--- START ---
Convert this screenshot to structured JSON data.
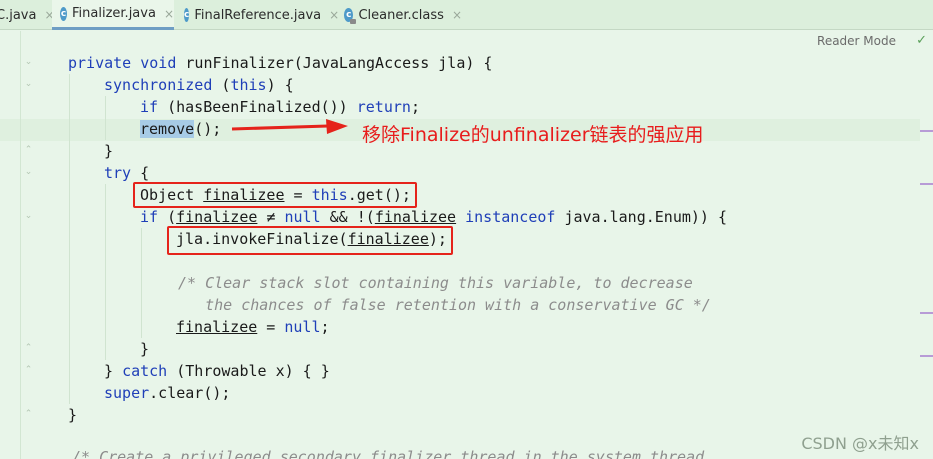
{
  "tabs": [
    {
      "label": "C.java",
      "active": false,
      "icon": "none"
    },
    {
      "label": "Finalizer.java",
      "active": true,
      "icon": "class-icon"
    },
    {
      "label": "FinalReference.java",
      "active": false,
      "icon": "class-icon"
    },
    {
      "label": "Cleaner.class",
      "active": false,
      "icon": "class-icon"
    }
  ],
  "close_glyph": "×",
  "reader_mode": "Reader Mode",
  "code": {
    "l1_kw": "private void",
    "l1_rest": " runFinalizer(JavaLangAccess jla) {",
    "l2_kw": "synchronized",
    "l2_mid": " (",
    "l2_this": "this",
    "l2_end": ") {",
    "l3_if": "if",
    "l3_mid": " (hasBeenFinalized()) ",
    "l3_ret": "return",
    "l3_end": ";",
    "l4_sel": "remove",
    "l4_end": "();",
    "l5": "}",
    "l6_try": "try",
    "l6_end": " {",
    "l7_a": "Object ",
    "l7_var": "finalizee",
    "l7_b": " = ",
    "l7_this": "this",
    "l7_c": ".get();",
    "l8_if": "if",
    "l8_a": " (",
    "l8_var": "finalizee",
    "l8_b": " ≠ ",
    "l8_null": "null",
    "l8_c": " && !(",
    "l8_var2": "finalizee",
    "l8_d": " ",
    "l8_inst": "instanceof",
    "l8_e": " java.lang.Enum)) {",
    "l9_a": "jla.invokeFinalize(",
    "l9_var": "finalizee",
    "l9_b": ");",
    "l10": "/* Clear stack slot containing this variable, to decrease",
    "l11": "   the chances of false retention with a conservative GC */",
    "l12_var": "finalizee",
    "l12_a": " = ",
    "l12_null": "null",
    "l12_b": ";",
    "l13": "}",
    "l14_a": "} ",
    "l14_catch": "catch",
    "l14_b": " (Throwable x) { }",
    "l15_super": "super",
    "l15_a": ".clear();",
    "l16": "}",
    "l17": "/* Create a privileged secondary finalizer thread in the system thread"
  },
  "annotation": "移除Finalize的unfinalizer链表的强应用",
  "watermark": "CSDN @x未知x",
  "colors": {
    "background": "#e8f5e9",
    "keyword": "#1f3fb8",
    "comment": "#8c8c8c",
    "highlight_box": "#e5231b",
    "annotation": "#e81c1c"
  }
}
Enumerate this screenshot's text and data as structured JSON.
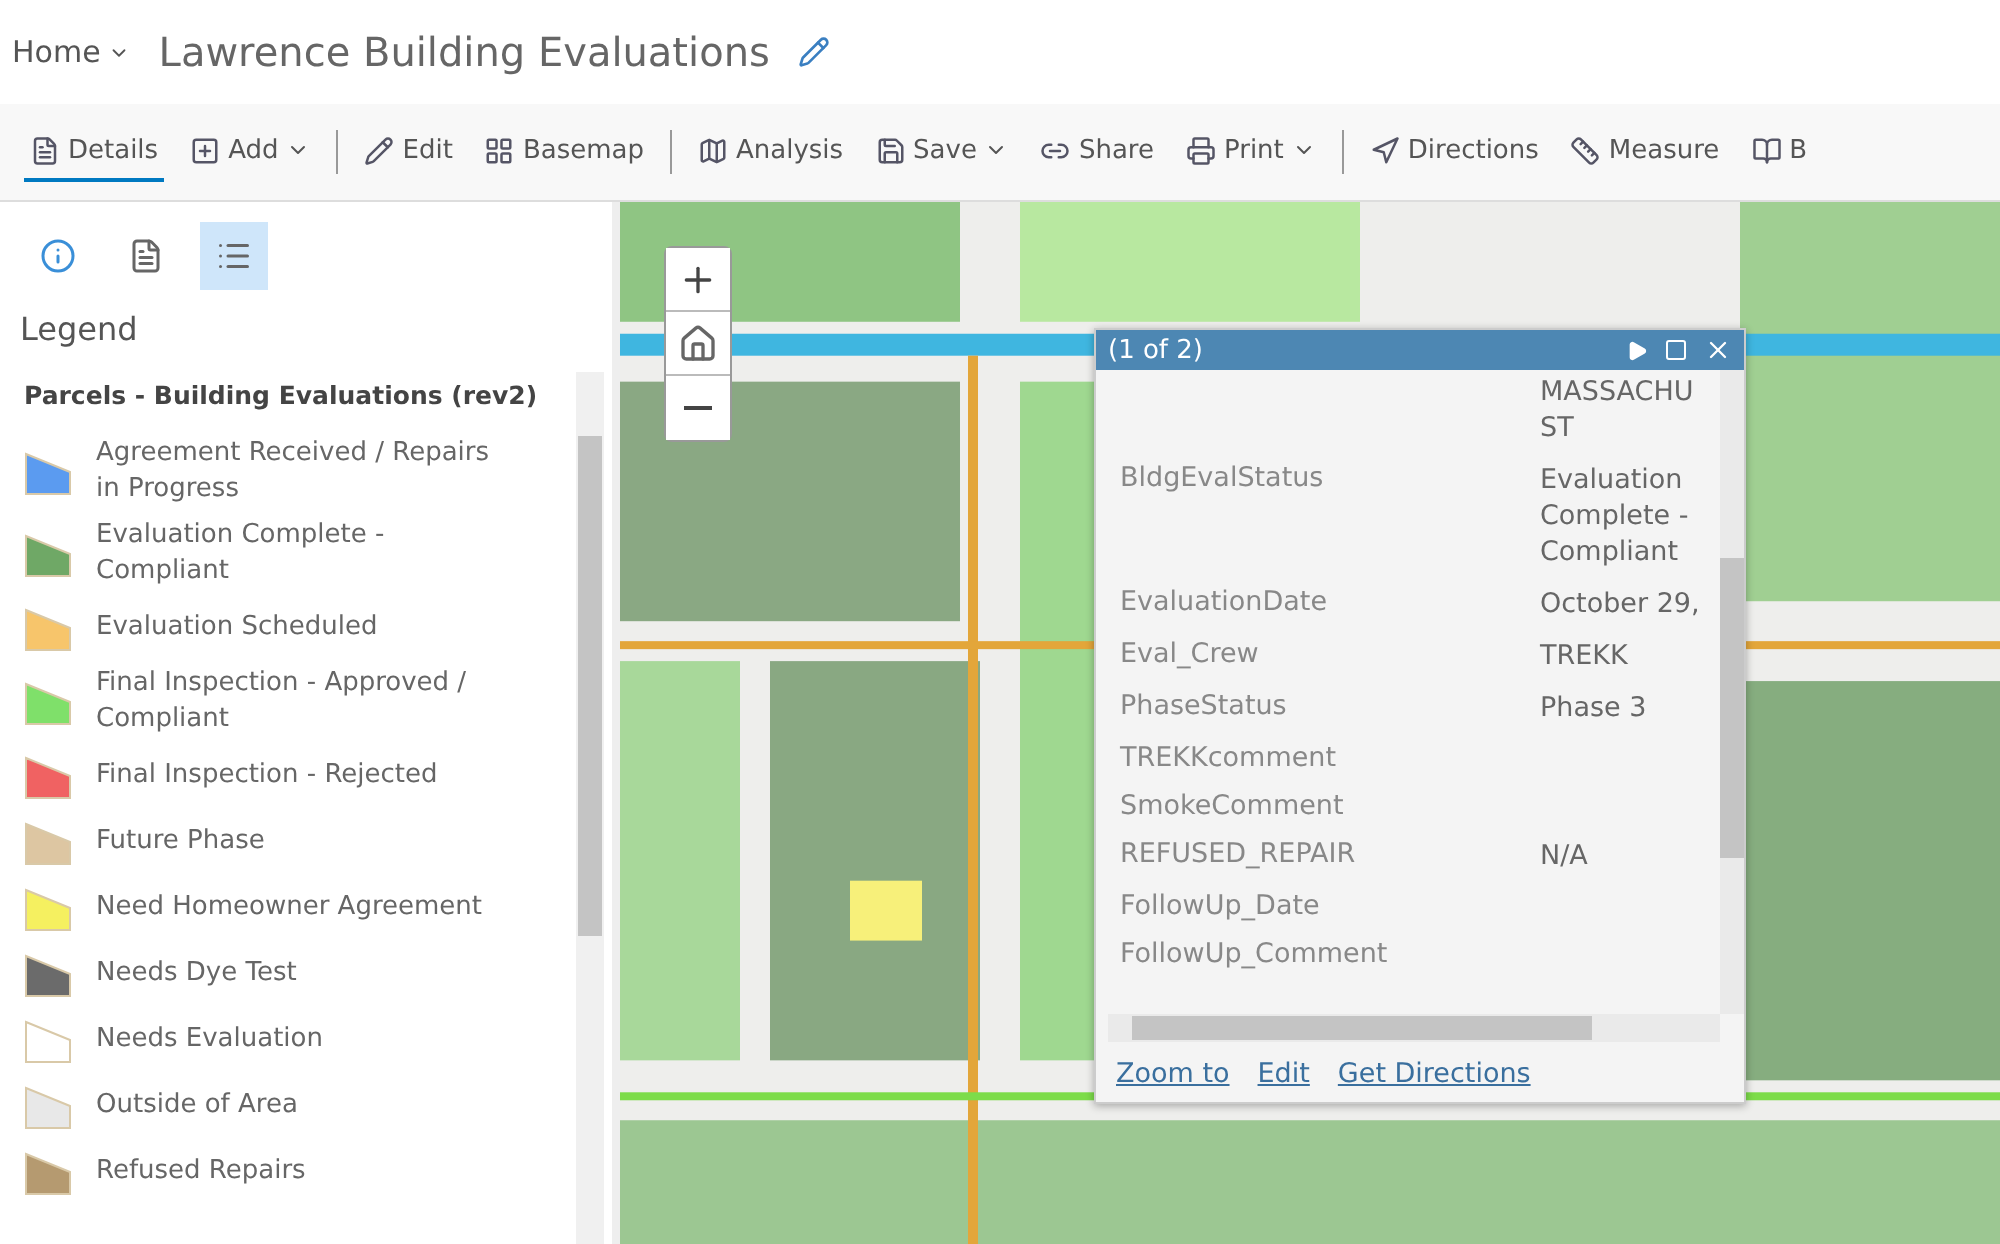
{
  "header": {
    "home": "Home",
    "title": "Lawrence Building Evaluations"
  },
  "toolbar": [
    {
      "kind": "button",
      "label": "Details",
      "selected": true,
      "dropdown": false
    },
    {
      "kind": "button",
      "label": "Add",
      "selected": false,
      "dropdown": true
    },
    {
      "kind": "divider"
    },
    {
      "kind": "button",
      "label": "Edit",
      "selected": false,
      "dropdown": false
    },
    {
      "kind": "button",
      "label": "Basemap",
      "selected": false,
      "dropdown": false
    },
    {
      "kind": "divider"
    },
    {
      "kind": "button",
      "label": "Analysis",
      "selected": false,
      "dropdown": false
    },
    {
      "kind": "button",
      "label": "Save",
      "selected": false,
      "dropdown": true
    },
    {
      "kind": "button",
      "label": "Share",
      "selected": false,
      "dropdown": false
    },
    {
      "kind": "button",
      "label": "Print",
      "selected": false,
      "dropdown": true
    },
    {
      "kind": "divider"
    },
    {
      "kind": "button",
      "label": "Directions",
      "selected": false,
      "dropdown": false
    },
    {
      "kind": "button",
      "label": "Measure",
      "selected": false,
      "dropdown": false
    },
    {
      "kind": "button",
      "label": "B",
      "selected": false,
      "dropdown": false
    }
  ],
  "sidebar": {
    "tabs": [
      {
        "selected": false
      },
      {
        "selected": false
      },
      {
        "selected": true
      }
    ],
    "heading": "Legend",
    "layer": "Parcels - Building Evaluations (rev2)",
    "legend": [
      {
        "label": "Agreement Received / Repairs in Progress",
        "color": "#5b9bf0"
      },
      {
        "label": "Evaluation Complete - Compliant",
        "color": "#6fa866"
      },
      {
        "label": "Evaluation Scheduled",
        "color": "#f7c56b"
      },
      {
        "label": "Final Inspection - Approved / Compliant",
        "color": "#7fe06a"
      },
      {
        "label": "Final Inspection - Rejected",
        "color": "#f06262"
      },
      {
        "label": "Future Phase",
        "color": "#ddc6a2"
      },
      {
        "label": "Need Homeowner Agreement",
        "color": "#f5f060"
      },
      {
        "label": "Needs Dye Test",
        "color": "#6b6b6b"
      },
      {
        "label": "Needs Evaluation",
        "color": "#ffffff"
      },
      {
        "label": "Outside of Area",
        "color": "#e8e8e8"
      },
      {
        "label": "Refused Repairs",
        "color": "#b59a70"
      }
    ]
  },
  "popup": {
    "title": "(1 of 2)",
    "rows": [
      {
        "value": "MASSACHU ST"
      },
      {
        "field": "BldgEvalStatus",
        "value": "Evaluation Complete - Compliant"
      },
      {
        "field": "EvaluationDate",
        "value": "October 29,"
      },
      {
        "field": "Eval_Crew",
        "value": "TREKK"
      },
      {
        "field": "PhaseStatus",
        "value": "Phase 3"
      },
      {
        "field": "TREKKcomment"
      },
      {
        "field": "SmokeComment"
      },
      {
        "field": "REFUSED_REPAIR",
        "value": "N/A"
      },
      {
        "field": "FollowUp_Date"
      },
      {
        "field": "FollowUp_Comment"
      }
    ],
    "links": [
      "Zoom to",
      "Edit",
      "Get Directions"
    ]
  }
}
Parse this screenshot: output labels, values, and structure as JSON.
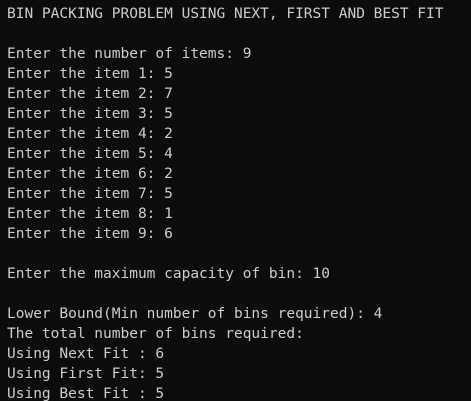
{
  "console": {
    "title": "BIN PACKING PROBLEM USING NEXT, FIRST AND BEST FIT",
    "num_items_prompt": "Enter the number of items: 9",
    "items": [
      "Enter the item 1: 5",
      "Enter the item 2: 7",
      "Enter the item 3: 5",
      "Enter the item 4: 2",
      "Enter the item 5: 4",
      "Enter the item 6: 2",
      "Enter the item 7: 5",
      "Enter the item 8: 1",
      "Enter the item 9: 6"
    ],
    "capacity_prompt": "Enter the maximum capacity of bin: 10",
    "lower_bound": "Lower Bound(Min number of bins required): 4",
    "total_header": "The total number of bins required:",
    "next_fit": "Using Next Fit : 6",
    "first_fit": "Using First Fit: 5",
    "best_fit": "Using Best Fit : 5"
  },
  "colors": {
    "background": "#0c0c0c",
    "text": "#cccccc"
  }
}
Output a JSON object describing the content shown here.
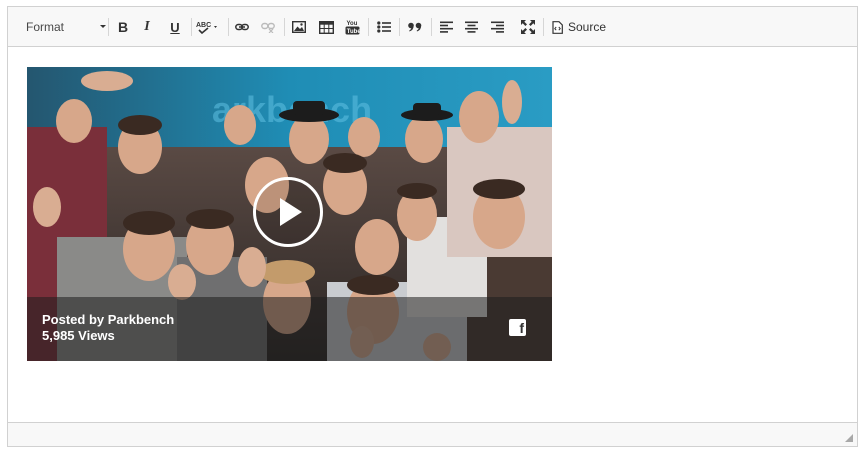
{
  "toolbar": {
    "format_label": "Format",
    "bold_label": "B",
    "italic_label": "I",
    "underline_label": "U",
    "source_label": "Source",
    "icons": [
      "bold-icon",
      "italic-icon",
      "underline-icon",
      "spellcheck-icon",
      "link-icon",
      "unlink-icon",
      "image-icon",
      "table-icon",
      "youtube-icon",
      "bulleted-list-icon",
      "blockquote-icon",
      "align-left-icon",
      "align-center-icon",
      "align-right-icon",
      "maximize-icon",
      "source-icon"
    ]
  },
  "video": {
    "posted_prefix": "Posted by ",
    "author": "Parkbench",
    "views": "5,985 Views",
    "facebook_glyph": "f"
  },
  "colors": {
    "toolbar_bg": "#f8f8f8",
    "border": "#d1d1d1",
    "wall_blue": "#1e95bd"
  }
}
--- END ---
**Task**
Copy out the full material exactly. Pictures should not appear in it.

**Your response**
Convert this screenshot to structured JSON data.
{
  "tabs": [
    {
      "label": "C.java",
      "active": false,
      "icon": "none"
    },
    {
      "label": "Finalizer.java",
      "active": true,
      "icon": "class-icon"
    },
    {
      "label": "FinalReference.java",
      "active": false,
      "icon": "class-icon"
    },
    {
      "label": "Cleaner.class",
      "active": false,
      "icon": "class-icon"
    }
  ],
  "close_glyph": "×",
  "reader_mode": "Reader Mode",
  "code": {
    "l1_kw": "private void",
    "l1_rest": " runFinalizer(JavaLangAccess jla) {",
    "l2_kw": "synchronized",
    "l2_mid": " (",
    "l2_this": "this",
    "l2_end": ") {",
    "l3_if": "if",
    "l3_mid": " (hasBeenFinalized()) ",
    "l3_ret": "return",
    "l3_end": ";",
    "l4_sel": "remove",
    "l4_end": "();",
    "l5": "}",
    "l6_try": "try",
    "l6_end": " {",
    "l7_a": "Object ",
    "l7_var": "finalizee",
    "l7_b": " = ",
    "l7_this": "this",
    "l7_c": ".get();",
    "l8_if": "if",
    "l8_a": " (",
    "l8_var": "finalizee",
    "l8_b": " ≠ ",
    "l8_null": "null",
    "l8_c": " && !(",
    "l8_var2": "finalizee",
    "l8_d": " ",
    "l8_inst": "instanceof",
    "l8_e": " java.lang.Enum)) {",
    "l9_a": "jla.invokeFinalize(",
    "l9_var": "finalizee",
    "l9_b": ");",
    "l10": "/* Clear stack slot containing this variable, to decrease",
    "l11": "   the chances of false retention with a conservative GC */",
    "l12_var": "finalizee",
    "l12_a": " = ",
    "l12_null": "null",
    "l12_b": ";",
    "l13": "}",
    "l14_a": "} ",
    "l14_catch": "catch",
    "l14_b": " (Throwable x) { }",
    "l15_super": "super",
    "l15_a": ".clear();",
    "l16": "}",
    "l17": "/* Create a privileged secondary finalizer thread in the system thread"
  },
  "annotation": "移除Finalize的unfinalizer链表的强应用",
  "watermark": "CSDN @x未知x",
  "colors": {
    "background": "#e8f5e9",
    "keyword": "#1f3fb8",
    "comment": "#8c8c8c",
    "highlight_box": "#e5231b",
    "annotation": "#e81c1c"
  }
}
Enumerate this screenshot's text and data as structured JSON.
{
  "header": {
    "home": "Home",
    "title": "Lawrence Building Evaluations"
  },
  "toolbar": [
    {
      "kind": "button",
      "label": "Details",
      "selected": true,
      "dropdown": false
    },
    {
      "kind": "button",
      "label": "Add",
      "selected": false,
      "dropdown": true
    },
    {
      "kind": "divider"
    },
    {
      "kind": "button",
      "label": "Edit",
      "selected": false,
      "dropdown": false
    },
    {
      "kind": "button",
      "label": "Basemap",
      "selected": false,
      "dropdown": false
    },
    {
      "kind": "divider"
    },
    {
      "kind": "button",
      "label": "Analysis",
      "selected": false,
      "dropdown": false
    },
    {
      "kind": "button",
      "label": "Save",
      "selected": false,
      "dropdown": true
    },
    {
      "kind": "button",
      "label": "Share",
      "selected": false,
      "dropdown": false
    },
    {
      "kind": "button",
      "label": "Print",
      "selected": false,
      "dropdown": true
    },
    {
      "kind": "divider"
    },
    {
      "kind": "button",
      "label": "Directions",
      "selected": false,
      "dropdown": false
    },
    {
      "kind": "button",
      "label": "Measure",
      "selected": false,
      "dropdown": false
    },
    {
      "kind": "button",
      "label": "B",
      "selected": false,
      "dropdown": false
    }
  ],
  "sidebar": {
    "tabs": [
      {
        "selected": false
      },
      {
        "selected": false
      },
      {
        "selected": true
      }
    ],
    "heading": "Legend",
    "layer": "Parcels - Building Evaluations (rev2)",
    "legend": [
      {
        "label": "Agreement Received / Repairs in Progress",
        "color": "#5b9bf0"
      },
      {
        "label": "Evaluation Complete - Compliant",
        "color": "#6fa866"
      },
      {
        "label": "Evaluation Scheduled",
        "color": "#f7c56b"
      },
      {
        "label": "Final Inspection - Approved / Compliant",
        "color": "#7fe06a"
      },
      {
        "label": "Final Inspection - Rejected",
        "color": "#f06262"
      },
      {
        "label": "Future Phase",
        "color": "#ddc6a2"
      },
      {
        "label": "Need Homeowner Agreement",
        "color": "#f5f060"
      },
      {
        "label": "Needs Dye Test",
        "color": "#6b6b6b"
      },
      {
        "label": "Needs Evaluation",
        "color": "#ffffff"
      },
      {
        "label": "Outside of Area",
        "color": "#e8e8e8"
      },
      {
        "label": "Refused Repairs",
        "color": "#b59a70"
      }
    ]
  },
  "popup": {
    "title": "(1 of 2)",
    "rows": [
      {
        "value": "MASSACHU ST"
      },
      {
        "field": "BldgEvalStatus",
        "value": "Evaluation Complete - Compliant"
      },
      {
        "field": "EvaluationDate",
        "value": "October 29,"
      },
      {
        "field": "Eval_Crew",
        "value": "TREKK"
      },
      {
        "field": "PhaseStatus",
        "value": "Phase 3"
      },
      {
        "field": "TREKKcomment"
      },
      {
        "field": "SmokeComment"
      },
      {
        "field": "REFUSED_REPAIR",
        "value": "N/A"
      },
      {
        "field": "FollowUp_Date"
      },
      {
        "field": "FollowUp_Comment"
      }
    ],
    "links": [
      "Zoom to",
      "Edit",
      "Get Directions"
    ]
  }
}
Parse this screenshot: output labels, values, and structure as JSON.
{
  "console": {
    "title": "BIN PACKING PROBLEM USING NEXT, FIRST AND BEST FIT",
    "num_items_prompt": "Enter the number of items: 9",
    "items": [
      "Enter the item 1: 5",
      "Enter the item 2: 7",
      "Enter the item 3: 5",
      "Enter the item 4: 2",
      "Enter the item 5: 4",
      "Enter the item 6: 2",
      "Enter the item 7: 5",
      "Enter the item 8: 1",
      "Enter the item 9: 6"
    ],
    "capacity_prompt": "Enter the maximum capacity of bin: 10",
    "lower_bound": "Lower Bound(Min number of bins required): 4",
    "total_header": "The total number of bins required:",
    "next_fit": "Using Next Fit : 6",
    "first_fit": "Using First Fit: 5",
    "best_fit": "Using Best Fit : 5"
  },
  "colors": {
    "background": "#0c0c0c",
    "text": "#cccccc"
  }
}
Output a JSON object describing the content shown here.
{
  "toolbar": {
    "format_label": "Format",
    "bold_label": "B",
    "italic_label": "I",
    "underline_label": "U",
    "source_label": "Source",
    "icons": [
      "bold-icon",
      "italic-icon",
      "underline-icon",
      "spellcheck-icon",
      "link-icon",
      "unlink-icon",
      "image-icon",
      "table-icon",
      "youtube-icon",
      "bulleted-list-icon",
      "blockquote-icon",
      "align-left-icon",
      "align-center-icon",
      "align-right-icon",
      "maximize-icon",
      "source-icon"
    ]
  },
  "video": {
    "posted_prefix": "Posted by ",
    "author": "Parkbench",
    "views": "5,985 Views",
    "facebook_glyph": "f"
  },
  "colors": {
    "toolbar_bg": "#f8f8f8",
    "border": "#d1d1d1",
    "wall_blue": "#1e95bd"
  }
}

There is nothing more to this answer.